Select a new fixture, light option, and mounting equipment

Before you can attach a new light fixture to the circuitry of the home and its exterior wall, you need to select a new lamp. The choice facing homeowners is more complex than a simple stylistic selection, though. Homeowners must consider their illumination needs and use the correct lightbulb to create just the right ambiance or security blanket required of the space. Front-facing lamps are often used differently than those that will provide light to the back porch.

Premier Outdoor Lighting reports that homeowners often select from three unique types of lights, with LED bulbs offering the best overall package. Still, the difference in brightness that comes from mood lighting versus a floodlight style addition can be dramatic. Understanding your needs and the space that the fixture will serve can help you make the best choice when it comes to finding a replacement.

The fixture itself is often stylistic. Light fixtures come in a wide range of options from wrought iron fittings to more delicate, polished steel selections. Finding the perfect fixture and accompanying mounting equipment is all about personalization and taste, so taking some time to make this choice is often necessary. Collect all the equipment necessary and then begin the final phase of the replacement.

Wire the fixture and replace all necessary components

Finally, the job comes to an end when you start to recreate a completed light fixture. Wiring the new lamp is typically a simple job — as long as you remember to keep the fuse to the area of the house switched off. Lamps often come with intuitive markings and instructions, so working with the wires most likely won't require the help of a professional electrician. To start, attach the new mounting bracket to the appropriate space so that your light fixture has a home to support it once the work is finished.
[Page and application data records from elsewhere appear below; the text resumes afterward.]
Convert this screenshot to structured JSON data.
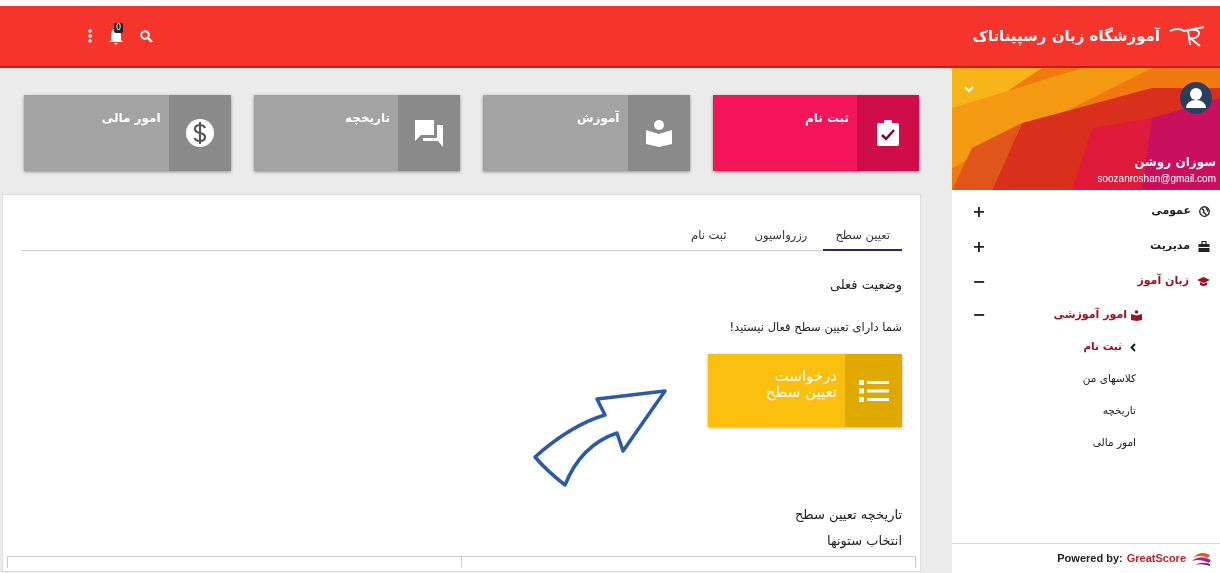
{
  "header": {
    "brand": "آموزشگاه زبان رسپیناتاک",
    "notifications": "0"
  },
  "profile": {
    "name": "سوزان روشن",
    "email": "soozanroshan@gmail.com"
  },
  "menu": [
    {
      "label": "عمومی",
      "toggle": "+",
      "expanded": false
    },
    {
      "label": "مدیریت",
      "toggle": "+",
      "expanded": false
    },
    {
      "label": "زبان آموز",
      "toggle": "−",
      "expanded": true,
      "children": [
        {
          "label": "امور آموزشی",
          "toggle": "−",
          "expanded": true,
          "children": [
            {
              "label": "ثبت نام",
              "selected": true
            },
            {
              "label": "کلاسهای من",
              "selected": false
            },
            {
              "label": "تاریخچه",
              "selected": false
            },
            {
              "label": "امور مالی",
              "selected": false
            }
          ]
        }
      ]
    }
  ],
  "footer": {
    "label": "Powered by:",
    "brand": "GreatScore"
  },
  "tiles": [
    {
      "label": "ثبت نام",
      "selected": true
    },
    {
      "label": "آموزش",
      "selected": false
    },
    {
      "label": "تاریخچه",
      "selected": false
    },
    {
      "label": "امور مالی",
      "selected": false
    }
  ],
  "tabs": [
    {
      "label": "تعیین سطح",
      "selected": true
    },
    {
      "label": "رزرواسیون",
      "selected": false
    },
    {
      "label": "ثبت نام",
      "selected": false
    }
  ],
  "status_title": "وضعیت فعلی",
  "status_message": "شما دارای تعیین سطح فعال نیستید!",
  "request_button": "درخواست\nتعیین سطح",
  "history_title": "تاریخچه تعیین سطح",
  "columns_label": "انتخاب ستونها"
}
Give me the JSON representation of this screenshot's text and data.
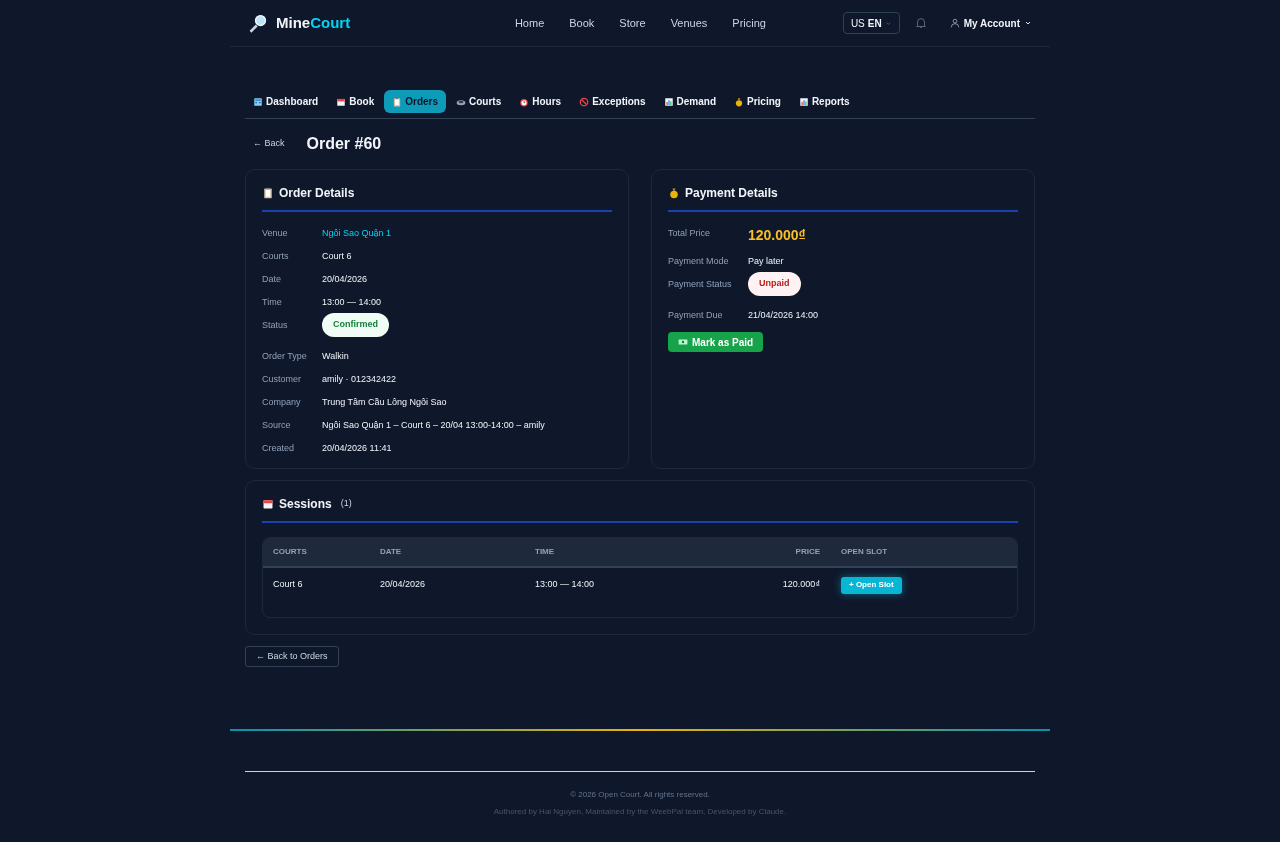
{
  "brand": {
    "first": "Mine",
    "second": "Court"
  },
  "nav": [
    "Home",
    "Book",
    "Store",
    "Venues",
    "Pricing"
  ],
  "language": {
    "flag": "US",
    "code": "EN"
  },
  "account": "My Account",
  "tabs": [
    {
      "label": "Dashboard",
      "selected": false
    },
    {
      "label": "Book",
      "selected": false
    },
    {
      "label": "Orders",
      "selected": true
    },
    {
      "label": "Courts",
      "selected": false
    },
    {
      "label": "Hours",
      "selected": false
    },
    {
      "label": "Exceptions",
      "selected": false
    },
    {
      "label": "Demand",
      "selected": false
    },
    {
      "label": "Pricing",
      "selected": false
    },
    {
      "label": "Reports",
      "selected": false
    }
  ],
  "back": "← Back",
  "page_title": "Order #60",
  "order_details": {
    "title": "Order Details",
    "rows": [
      {
        "label": "Venue",
        "value": "Ngôi Sao Quận 1",
        "kind": "link"
      },
      {
        "label": "Courts",
        "value": "Court 6",
        "kind": "text"
      },
      {
        "label": "Date",
        "value": "20/04/2026",
        "kind": "text"
      },
      {
        "label": "Time",
        "value": "13:00 — 14:00",
        "kind": "text"
      },
      {
        "label": "Status",
        "value": "Confirmed",
        "kind": "success"
      },
      {
        "label": "Order Type",
        "value": "Walkin",
        "kind": "text"
      },
      {
        "label": "Customer",
        "value": "amily · 012342422",
        "kind": "text"
      },
      {
        "label": "Company",
        "value": "Trung Tâm Cầu Lông Ngôi Sao",
        "kind": "text"
      },
      {
        "label": "Source",
        "value": "Ngôi Sao Quận 1 – Court 6 – 20/04 13:00-14:00 – amily",
        "kind": "text"
      },
      {
        "label": "Created",
        "value": "20/04/2026 11:41",
        "kind": "text"
      }
    ]
  },
  "payment_details": {
    "title": "Payment Details",
    "rows": [
      {
        "label": "Total Price",
        "value": "120.000₫",
        "kind": "price"
      },
      {
        "label": "Payment Mode",
        "value": "Pay later",
        "kind": "text"
      },
      {
        "label": "Payment Status",
        "value": "Unpaid",
        "kind": "danger"
      },
      {
        "label": "Payment Due",
        "value": "21/04/2026 14:00",
        "kind": "text"
      }
    ],
    "button": "Mark as Paid"
  },
  "sessions": {
    "title": "Sessions",
    "count": "(1)",
    "columns": [
      "COURTS",
      "DATE",
      "TIME",
      "PRICE",
      "OPEN SLOT"
    ],
    "rows": [
      {
        "court": "Court 6",
        "date": "20/04/2026",
        "time": "13:00 — 14:00",
        "price": "120.000₫",
        "action": "+ Open Slot"
      }
    ]
  },
  "back_to_orders": "← Back to Orders",
  "footer": {
    "copyright": "© 2026 Open Court. All rights reserved.",
    "credits": "Authored by Hai Nguyen, Maintained by the WeebPal team, Developed by Claude."
  }
}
Premier Ponds & Lighting reports on a number of interesting and important lighting elements that you can bring into the landscaping of your exterior space, but the physical installation of each unique type of illumination device is likely very similar. The only differences you may encounter lie in the means of fastening the fixture to its position (for example, a light post that's installed in the yard versus one hanging above a door or off a wall).

Once the lamp is wired into the home's system, you'll want to connect it to the mounting bracket and tighten up any moving or adjustable parts. Then, all that's left is testing. Turn the fuse back on to make sure the light switches on without incident.